A visit to Peru will feel like you’re stepping into the time of the Incans while you look at their buildings made of rock and explore the textile culture passed down from ancient generations. While the Spanish conquered the Incans in 1523, their stories and ways wouldn’t be wiped from history. The Spanish didn’t wipeout the art, culture, and celebrations of the Incan people, though.

Speaking of visiting Inca history, Machu Picchu is a desired vacation destination. It is the citadel and former royal estate of the Inca ruler Pachacutec Inca Yupanqui. It is found in a mountain and was built in the 15th-century, and wasn’t discovered until 1911. The Incans may be the largest empire ever to exist in the Americas.

The Incans had a strong military and practiced governance over their people. Much like modern society, they passed laws to be lived by. They had their own calendar and language. Many people of Peru still speak Quechua, the original language of the Incans.
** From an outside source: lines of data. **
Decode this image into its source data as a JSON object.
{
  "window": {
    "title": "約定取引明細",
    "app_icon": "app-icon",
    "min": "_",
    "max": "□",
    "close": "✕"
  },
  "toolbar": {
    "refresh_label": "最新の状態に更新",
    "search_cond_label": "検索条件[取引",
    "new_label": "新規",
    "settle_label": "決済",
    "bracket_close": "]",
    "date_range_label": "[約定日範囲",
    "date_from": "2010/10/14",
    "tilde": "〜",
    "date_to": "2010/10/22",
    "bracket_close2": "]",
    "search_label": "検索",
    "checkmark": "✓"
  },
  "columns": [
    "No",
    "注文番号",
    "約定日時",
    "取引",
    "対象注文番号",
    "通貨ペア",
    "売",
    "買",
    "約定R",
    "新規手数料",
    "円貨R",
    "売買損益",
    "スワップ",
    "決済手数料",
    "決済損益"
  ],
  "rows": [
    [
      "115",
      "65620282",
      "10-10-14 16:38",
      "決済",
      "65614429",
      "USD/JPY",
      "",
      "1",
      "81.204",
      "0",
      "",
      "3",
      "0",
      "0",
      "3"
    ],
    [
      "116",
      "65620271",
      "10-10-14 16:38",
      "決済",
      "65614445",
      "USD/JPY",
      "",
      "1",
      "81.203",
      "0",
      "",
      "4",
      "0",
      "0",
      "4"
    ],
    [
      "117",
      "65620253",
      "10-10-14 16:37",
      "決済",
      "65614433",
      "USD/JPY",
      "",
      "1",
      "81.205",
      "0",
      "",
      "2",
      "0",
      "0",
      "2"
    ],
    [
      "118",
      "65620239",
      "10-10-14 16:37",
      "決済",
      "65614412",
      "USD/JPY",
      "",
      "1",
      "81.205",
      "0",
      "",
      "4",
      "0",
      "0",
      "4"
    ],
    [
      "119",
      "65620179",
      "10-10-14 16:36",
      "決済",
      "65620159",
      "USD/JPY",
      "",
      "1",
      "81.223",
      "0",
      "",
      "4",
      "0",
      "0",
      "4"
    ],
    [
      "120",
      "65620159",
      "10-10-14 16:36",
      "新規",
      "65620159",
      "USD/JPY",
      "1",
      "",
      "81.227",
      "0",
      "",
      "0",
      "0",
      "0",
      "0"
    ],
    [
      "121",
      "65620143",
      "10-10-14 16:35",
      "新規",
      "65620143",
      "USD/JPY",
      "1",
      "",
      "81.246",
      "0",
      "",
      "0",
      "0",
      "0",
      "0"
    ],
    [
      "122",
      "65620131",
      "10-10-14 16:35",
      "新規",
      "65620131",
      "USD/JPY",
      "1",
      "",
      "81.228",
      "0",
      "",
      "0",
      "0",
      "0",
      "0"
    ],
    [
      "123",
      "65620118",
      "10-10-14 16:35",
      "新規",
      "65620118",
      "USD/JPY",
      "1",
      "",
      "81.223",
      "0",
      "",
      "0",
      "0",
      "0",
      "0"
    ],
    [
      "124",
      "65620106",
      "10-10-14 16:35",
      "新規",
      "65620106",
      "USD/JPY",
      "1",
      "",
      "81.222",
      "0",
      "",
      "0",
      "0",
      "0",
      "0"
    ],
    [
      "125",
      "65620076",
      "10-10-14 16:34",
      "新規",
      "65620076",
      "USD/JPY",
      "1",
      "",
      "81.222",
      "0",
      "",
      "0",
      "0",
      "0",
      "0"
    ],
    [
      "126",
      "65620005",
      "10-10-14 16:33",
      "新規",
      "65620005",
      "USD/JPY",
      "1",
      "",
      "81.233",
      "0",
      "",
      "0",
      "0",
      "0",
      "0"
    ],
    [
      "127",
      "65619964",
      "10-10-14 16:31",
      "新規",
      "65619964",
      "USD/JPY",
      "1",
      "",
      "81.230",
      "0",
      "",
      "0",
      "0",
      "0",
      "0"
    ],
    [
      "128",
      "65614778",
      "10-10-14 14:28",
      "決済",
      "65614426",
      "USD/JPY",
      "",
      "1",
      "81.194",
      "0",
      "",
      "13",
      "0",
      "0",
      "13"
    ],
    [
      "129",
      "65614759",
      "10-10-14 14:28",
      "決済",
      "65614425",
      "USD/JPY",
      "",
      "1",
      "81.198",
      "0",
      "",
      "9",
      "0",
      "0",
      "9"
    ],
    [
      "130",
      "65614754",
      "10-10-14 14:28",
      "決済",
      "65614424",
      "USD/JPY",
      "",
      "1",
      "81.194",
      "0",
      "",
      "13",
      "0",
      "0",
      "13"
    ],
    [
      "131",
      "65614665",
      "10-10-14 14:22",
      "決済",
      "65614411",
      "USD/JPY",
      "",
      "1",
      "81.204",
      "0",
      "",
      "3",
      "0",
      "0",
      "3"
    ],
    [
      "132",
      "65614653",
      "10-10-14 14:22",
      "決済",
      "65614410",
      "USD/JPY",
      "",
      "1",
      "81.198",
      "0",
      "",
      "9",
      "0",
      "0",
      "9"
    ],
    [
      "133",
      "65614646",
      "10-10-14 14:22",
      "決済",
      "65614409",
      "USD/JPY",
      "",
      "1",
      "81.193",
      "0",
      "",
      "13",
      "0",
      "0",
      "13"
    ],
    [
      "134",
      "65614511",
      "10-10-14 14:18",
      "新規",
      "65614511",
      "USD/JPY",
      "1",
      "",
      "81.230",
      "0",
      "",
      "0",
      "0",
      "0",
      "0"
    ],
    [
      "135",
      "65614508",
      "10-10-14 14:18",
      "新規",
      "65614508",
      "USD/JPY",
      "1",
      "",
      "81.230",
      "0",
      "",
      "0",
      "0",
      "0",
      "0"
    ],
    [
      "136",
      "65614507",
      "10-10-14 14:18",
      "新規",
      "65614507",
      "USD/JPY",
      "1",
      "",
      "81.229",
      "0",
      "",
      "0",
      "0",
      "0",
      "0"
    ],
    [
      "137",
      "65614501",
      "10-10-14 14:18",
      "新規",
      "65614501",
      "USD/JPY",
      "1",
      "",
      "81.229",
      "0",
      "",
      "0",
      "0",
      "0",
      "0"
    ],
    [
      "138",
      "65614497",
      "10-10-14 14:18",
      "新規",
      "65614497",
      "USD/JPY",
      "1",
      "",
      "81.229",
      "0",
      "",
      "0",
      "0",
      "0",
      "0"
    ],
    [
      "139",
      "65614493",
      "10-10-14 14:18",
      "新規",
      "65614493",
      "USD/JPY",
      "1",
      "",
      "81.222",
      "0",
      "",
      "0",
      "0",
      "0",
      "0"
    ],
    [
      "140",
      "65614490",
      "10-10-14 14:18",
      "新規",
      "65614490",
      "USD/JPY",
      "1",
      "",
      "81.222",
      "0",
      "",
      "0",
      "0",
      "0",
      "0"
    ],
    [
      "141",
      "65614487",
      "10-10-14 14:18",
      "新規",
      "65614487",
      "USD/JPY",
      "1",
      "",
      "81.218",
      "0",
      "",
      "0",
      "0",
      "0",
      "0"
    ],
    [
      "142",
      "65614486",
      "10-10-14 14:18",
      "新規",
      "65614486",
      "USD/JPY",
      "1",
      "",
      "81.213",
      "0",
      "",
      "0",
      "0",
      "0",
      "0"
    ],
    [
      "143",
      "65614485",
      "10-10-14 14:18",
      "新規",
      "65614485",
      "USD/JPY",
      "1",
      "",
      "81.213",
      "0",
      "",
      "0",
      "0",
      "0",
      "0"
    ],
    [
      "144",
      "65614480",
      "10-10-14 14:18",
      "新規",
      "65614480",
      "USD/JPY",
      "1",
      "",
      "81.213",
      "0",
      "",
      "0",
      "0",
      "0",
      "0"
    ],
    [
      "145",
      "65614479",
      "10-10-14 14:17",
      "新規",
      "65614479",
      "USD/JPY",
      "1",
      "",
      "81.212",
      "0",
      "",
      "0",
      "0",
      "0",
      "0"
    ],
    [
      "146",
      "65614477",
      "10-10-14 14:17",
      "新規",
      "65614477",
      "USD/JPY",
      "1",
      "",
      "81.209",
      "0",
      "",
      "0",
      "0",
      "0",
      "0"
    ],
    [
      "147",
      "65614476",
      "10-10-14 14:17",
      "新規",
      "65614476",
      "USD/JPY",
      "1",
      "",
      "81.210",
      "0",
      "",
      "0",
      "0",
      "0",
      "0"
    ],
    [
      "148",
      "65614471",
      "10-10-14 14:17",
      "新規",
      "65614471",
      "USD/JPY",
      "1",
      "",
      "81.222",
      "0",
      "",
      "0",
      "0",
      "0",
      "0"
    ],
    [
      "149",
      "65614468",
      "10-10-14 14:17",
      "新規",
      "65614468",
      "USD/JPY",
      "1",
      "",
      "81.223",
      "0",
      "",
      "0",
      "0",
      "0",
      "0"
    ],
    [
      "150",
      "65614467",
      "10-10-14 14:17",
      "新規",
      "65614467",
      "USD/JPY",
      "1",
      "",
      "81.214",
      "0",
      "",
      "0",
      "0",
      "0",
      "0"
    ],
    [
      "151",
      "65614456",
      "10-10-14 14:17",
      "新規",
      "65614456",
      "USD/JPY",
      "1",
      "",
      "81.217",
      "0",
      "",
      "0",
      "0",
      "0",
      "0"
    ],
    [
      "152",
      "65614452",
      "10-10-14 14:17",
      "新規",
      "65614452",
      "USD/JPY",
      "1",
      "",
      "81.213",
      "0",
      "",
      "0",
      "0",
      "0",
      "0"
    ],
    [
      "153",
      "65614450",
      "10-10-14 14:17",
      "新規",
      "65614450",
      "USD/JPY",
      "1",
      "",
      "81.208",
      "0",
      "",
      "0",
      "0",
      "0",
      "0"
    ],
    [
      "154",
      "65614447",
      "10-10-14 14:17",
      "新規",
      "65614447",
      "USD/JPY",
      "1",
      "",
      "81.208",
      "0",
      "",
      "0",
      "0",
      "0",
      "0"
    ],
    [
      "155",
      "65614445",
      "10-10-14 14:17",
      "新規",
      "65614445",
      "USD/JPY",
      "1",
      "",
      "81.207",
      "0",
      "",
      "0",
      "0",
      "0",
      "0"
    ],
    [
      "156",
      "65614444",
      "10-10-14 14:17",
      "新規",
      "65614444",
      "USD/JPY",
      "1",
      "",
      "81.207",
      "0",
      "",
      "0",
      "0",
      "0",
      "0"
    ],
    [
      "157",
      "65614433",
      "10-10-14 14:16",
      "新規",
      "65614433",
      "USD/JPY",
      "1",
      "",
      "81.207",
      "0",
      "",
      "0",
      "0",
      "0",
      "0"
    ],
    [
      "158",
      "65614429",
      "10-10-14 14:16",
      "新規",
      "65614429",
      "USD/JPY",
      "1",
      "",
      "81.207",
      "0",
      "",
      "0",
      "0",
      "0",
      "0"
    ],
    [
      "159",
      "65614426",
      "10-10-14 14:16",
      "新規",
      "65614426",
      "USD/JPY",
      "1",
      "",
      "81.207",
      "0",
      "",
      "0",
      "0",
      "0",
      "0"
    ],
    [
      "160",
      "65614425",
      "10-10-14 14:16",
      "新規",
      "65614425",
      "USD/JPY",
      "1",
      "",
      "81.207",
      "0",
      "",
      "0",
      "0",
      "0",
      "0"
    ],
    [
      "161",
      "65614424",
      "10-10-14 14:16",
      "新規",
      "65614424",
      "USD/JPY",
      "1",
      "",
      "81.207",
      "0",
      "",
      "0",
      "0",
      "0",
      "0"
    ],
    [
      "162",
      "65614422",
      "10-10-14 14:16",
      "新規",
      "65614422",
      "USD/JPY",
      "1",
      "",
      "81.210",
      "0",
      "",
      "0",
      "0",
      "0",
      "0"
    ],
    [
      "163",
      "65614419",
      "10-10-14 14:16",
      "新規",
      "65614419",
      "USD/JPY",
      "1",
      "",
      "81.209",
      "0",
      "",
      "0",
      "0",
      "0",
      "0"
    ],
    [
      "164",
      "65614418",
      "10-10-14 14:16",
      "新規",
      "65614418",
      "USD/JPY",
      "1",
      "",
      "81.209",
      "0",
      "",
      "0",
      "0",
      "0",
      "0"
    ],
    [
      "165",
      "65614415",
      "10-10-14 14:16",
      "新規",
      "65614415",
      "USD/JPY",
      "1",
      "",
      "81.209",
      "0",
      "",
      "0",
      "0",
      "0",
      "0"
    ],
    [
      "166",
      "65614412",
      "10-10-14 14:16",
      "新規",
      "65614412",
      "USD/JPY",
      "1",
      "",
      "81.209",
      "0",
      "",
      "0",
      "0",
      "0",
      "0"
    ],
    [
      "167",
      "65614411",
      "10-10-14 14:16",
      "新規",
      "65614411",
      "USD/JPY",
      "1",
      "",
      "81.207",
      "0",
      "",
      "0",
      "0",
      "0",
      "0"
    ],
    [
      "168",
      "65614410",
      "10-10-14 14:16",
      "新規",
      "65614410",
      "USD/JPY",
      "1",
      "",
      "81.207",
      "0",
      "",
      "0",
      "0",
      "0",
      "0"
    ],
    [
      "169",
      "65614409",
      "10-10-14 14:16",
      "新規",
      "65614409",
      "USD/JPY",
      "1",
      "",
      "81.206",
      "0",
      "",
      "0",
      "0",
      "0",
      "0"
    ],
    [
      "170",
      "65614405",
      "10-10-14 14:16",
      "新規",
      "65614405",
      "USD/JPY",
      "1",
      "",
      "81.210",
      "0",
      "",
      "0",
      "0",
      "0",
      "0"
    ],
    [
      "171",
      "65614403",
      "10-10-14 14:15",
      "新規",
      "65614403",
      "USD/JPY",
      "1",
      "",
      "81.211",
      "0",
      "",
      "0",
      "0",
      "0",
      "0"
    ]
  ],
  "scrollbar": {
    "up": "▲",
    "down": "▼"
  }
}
While we often think of roads as a modern-day thing, the Incan empire had thousands of miles of roads, as well as bridges and tunnels. To keep their people fed, the Incans developed irrigation to get water to their farm throughout a mountainous terrain.

The Aztecs

The Aztecs may be the most colorful (I’m talking about their statues and art) of these three ancient civilizations. They were at the heart of Mexico throughout the 14th through the 16th centuries. Now Mexico City, heir capital was Tenochtitlan.

Like the Mayans and Incans, the Aztecs had an abundance of agriculture. They farmed corn but also built magnificent temps like the Mayans and Incans. Like the Incans, the Aztecs had warriors. Their warriors were conquerors, with skills that won battles.

While we refer to them as Aztecs, the Aztec people called themselves Mexica. They spoke Nahuatl, and in their native language, the word Aztec described someone who came from the mythical Aztlán, which was located in northern Mexico.

While royals sat upon thrones in the time of the Aztecs, it was an empire quite the same as those seen in European history. While the people were ethnically diverse, their government was less governing and more a system of tribute. They conquered their neighbors and then gave them better lives. However, they also sacrificed people at all 18 of their annual holidays (the Incans also practiced human sacrifice, but not as often).

Spain conquered the Aztecs in 1521, wiping out the Aztecs as they had been known. However, the Nahuatl language is carried on by Mexican Indians, and Aztec culture lives on in descendants. Spanish conquistadores stole Aztec treasure, which was later found in the ruins of the Aztecs major city, or modern-day Mexico City.

What These Civilizations Left Us

From treasure hunts and ancient gods to beautiful art and cities of ruin (and much great architecture still gorgeous to view), these ancient cultures left behind so much for the modern world to enjoy and learn. They may have passed some of their road-building, building erecting, and agricultural skills to modern man as well.

Yvonne Glasgow Yvonne Glasgow
Yvonne Glasgow has been a professional writer for almost two decades. Yvonne has worked for nutritionists, start-ups, dating companies, SEO firms, newspapers, board game companies, and much more as a writer and editor. She's also a published poet and a short story writer. Read Full Bio »